On Thursday, the beverage giant reported fourth-quarter earnings of $1.06 a share, in line with Wall Street forecasts. Total revenue fell 7% year over year to $18.6 billion, narrowly surpassing estimates for $18.5 billion. Excluding the impact of the stronger U.S. dollar, PepsiCo's revenue rose 4%. Gross profit margins surged 165 basis points, as PepsiCo benefited from lower costs for oil and several agricultural commodities, as well as roughly $1 billion in cost savings taken in 2015.
"Our portfolio has been strategically designed to weather the current macroeconomic challenges -- our results reflect the balance of our brand portfolio, geographic footprint, consistent marketplace execution and a relentless focus on productivity," said PepsiCo chairman and CEO Indra Nooyi in a statement.
The standout for the quarter was PepsiCo's Frito Lay North America division, where organic revenue and operating profits rose 3% and 6%, respectively. The snack segment's volume increased by 1%. Organic revenue excludes the impact of currency fluctuations, acquisitions and one-time items.
The North American beverage business saw organic volume rise 1%, cooling from 3% growth in the third quarter. Organic revenue for the segment gained 3%, with operating profits improving by a similar amount. PepsiCo pointed out that it was the segment's best profit performance in three years, helped by a combination of cheaper commodities, cost savings and pricing benefits from smaller can sizes.
PepsiCo's rival Coca-Cola (KO) managed to improve its volume performance in its U.S. beverage business in the fourth quarter. Coke's overall volume in its North American beverage segment increased 3%, driven by Coke Zero, Sprite, Fanta, juice, tea and packaged water. The company highlighted a decline in volume for Diet Coke. Still, Coke's beverage volume in North America only rose by 1% in the third quarter.

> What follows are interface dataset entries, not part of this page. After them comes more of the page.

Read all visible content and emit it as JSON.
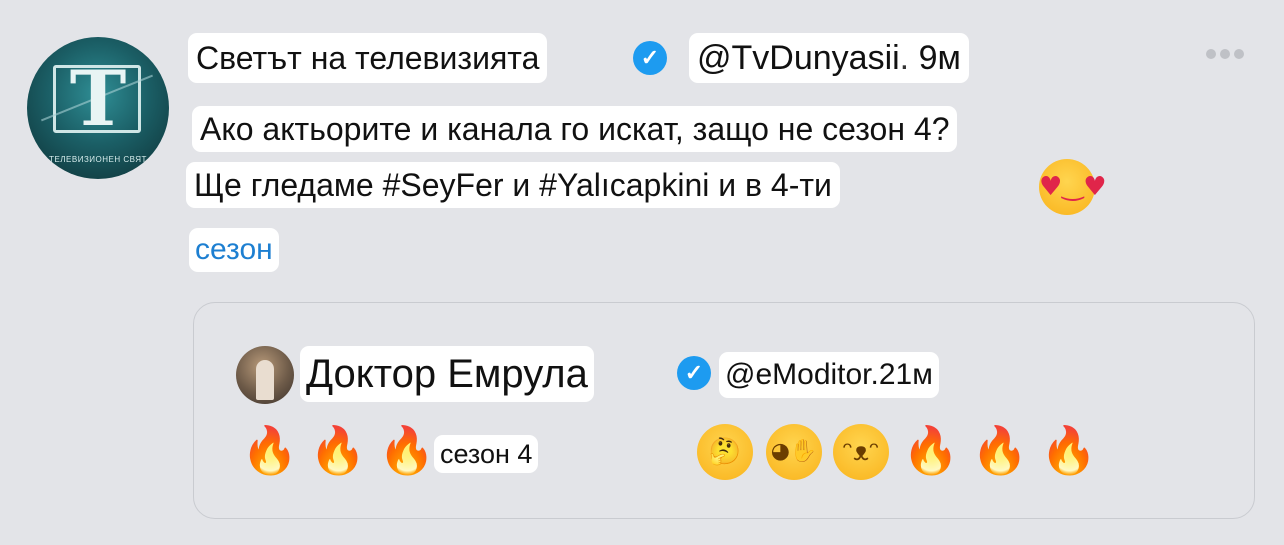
{
  "tweet": {
    "author_name": "Светът на телевизията",
    "handle": "@TvDunyasii",
    "separator": ".",
    "time": "9м",
    "text_line1": "Ако актьорите и канала го искат, защо не сезон 4?",
    "text_line2": "Ще гледаме #SeyFer и #Yalıcapkini и в 4-ти",
    "text_line3": "сезон",
    "avatar_text": "ТЕЛЕВИЗИОНЕН СВЯТ"
  },
  "quote": {
    "author_name": "Доктор Емрула",
    "handle_time": "@eModitor.21м",
    "text": "сезон 4"
  },
  "icons": {
    "verified": "verified-badge-icon",
    "more": "more-options-icon",
    "heart_eyes": "smiling-face-with-heart-eyes-emoji",
    "fire": "fire-emoji",
    "thinking": "thinking-face-emoji",
    "hand_over_mouth": "face-with-hand-over-mouth-emoji",
    "grin": "grinning-face-emoji"
  },
  "colors": {
    "background": "#e3e4e8",
    "verified": "#1d9bf0",
    "link": "#1d7fd1"
  }
}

PepsiCo vice chairman and CFO Hugh Johnston said in an interview with TheStreet, "If we look narrowly at colas, the answer is yes" -- the company has lost a little market share. "But the strategy of the business is to manage the overall liquid refreshment beverage category, not just one sub-segment called colas," he said. "Obviously for our competitor, that is by far the biggest piece of their business, and they tend to spend a lot of time on that."

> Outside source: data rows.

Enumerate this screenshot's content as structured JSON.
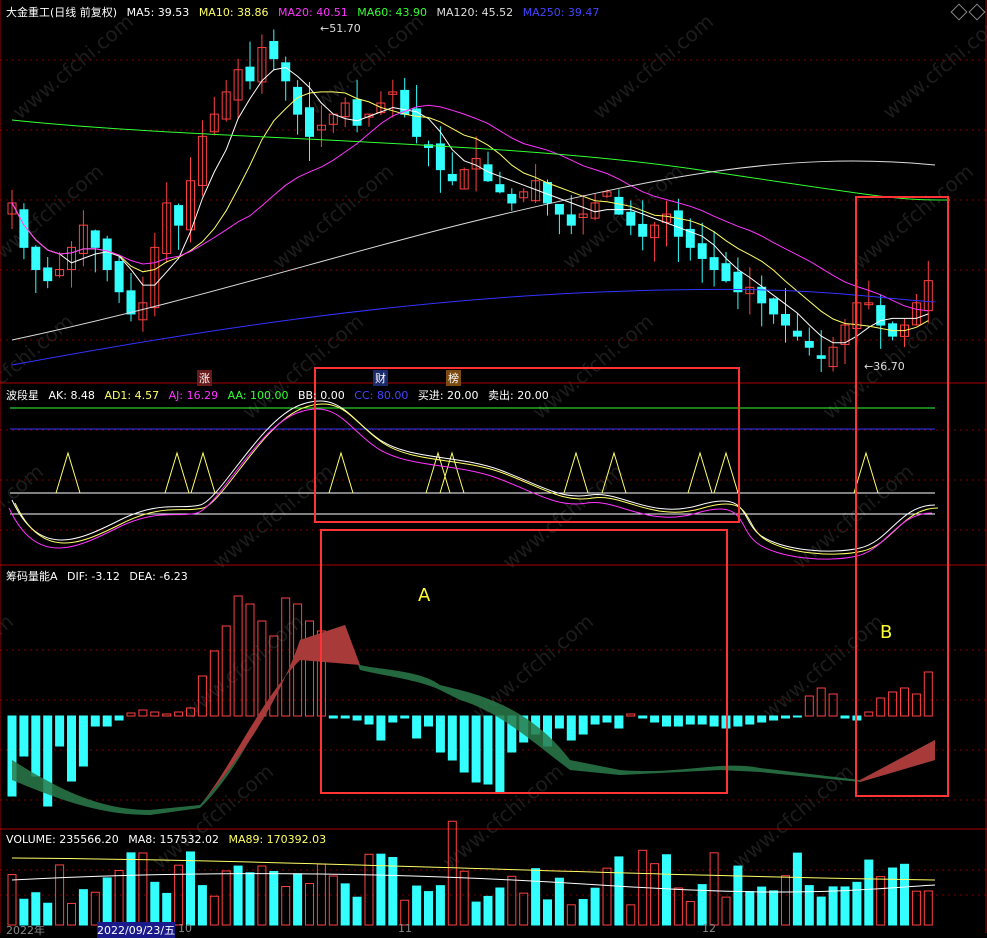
{
  "colors": {
    "up": "#ff4040",
    "down": "#33ffff",
    "ma5": "#ffffff",
    "ma10": "#ffff66",
    "ma20": "#ff33ff",
    "ma60": "#33ff33",
    "ma120": "#dddddd",
    "ma250": "#3333ff",
    "grid": "#7a0000",
    "box": "#ff3333"
  },
  "panel1": {
    "title": "大金重工(日线 前复权)",
    "items": [
      {
        "text": "MA5: 39.53",
        "color": "#ffffff"
      },
      {
        "text": "MA10: 38.86",
        "color": "#ffff66"
      },
      {
        "text": "MA20: 40.51",
        "color": "#ff33ff"
      },
      {
        "text": "MA60: 43.90",
        "color": "#33ff33"
      },
      {
        "text": "MA120: 45.52",
        "color": "#dddddd"
      },
      {
        "text": "MA250: 39.47",
        "color": "#3333ff"
      }
    ],
    "high_label": "51.70",
    "low_label": "36.70",
    "tags": {
      "zhang": "涨",
      "cai": "财",
      "bang": "榜"
    }
  },
  "panel2": {
    "title": "波段星",
    "items": [
      {
        "text": "AK: 8.48",
        "color": "#ffffff"
      },
      {
        "text": "AD1: 4.57",
        "color": "#ffff66"
      },
      {
        "text": "AJ: 16.29",
        "color": "#ff33ff"
      },
      {
        "text": "AA: 100.00",
        "color": "#33ff33"
      },
      {
        "text": "BB: 0.00",
        "color": "#ffffff"
      },
      {
        "text": "CC: 80.00",
        "color": "#3333ff"
      },
      {
        "text": "买进: 20.00",
        "color": "#ffffff"
      },
      {
        "text": "卖出: 20.00",
        "color": "#ffffff"
      }
    ]
  },
  "panel3": {
    "title": "筹码量能A",
    "items": [
      {
        "text": "DIF: -3.12",
        "color": "#ffffff"
      },
      {
        "text": "DEA: -6.23",
        "color": "#ffffff"
      }
    ],
    "label_a": "A",
    "label_b": "B"
  },
  "panel4": {
    "title": "VOLUME: 235566.20",
    "items": [
      {
        "text": "MA8: 157532.02",
        "color": "#ffffff"
      },
      {
        "text": "MA89: 170392.03",
        "color": "#ffff66"
      }
    ]
  },
  "xaxis": {
    "left_label": "2022年",
    "date_label": "2022/09/23/五",
    "m10": "10",
    "m11": "11",
    "m12": "12"
  },
  "watermark": "www.cfchi.com"
}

Organic revenue for PepsiCo's Quaker Foods North America division rose 1%, compared to 2% growth in the previous quarter. Organic volume fell 2% for the segment, while operating profits were unchanged.

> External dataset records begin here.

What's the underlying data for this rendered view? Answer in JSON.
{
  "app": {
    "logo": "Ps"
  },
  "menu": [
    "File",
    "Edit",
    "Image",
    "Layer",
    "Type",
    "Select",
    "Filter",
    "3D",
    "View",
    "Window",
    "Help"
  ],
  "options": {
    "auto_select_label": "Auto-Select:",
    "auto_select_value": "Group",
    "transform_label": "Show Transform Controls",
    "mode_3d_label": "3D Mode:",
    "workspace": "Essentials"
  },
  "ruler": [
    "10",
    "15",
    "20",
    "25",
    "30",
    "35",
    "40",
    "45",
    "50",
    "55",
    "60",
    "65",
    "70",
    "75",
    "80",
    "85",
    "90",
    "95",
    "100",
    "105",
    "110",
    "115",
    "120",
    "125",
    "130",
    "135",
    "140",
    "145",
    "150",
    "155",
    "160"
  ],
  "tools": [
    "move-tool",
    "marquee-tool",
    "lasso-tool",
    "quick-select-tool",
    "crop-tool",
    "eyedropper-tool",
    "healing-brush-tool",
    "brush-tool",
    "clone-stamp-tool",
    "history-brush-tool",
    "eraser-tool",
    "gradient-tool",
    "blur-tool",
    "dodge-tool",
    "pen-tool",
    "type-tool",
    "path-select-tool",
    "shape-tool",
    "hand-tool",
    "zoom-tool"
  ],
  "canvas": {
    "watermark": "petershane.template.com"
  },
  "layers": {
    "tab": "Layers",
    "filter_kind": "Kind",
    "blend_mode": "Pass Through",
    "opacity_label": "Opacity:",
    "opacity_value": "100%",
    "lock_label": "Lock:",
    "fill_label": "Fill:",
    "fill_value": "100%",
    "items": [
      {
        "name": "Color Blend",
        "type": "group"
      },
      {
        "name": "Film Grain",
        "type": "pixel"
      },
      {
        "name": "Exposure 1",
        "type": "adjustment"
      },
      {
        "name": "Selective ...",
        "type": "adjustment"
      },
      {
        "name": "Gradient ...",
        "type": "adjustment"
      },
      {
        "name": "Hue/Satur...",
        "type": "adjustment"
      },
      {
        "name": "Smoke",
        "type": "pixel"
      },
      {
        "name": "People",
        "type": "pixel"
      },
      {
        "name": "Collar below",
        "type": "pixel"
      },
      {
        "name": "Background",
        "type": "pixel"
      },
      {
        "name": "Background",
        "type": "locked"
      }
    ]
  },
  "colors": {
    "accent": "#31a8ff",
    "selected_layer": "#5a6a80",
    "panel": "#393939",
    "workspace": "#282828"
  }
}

Despite slowing growth globally, the company capped off a year in which organic revenue and earnings rose by 5% and 10%, respectively. In 2016, PepsiCo expects earnings of $4.66 a share, up about 1.9% year over year. Wall Street estimates PepsiCo will earn $4.76 a share this year.
The company anticipates cutting another $1 billion in costs as part of a plan to slash about $5 billion in total costs through 2019. Executives also decided to lift the dividend by 7.1%.
Johnston went onto hint at the potential for several new, important product releases in 2016.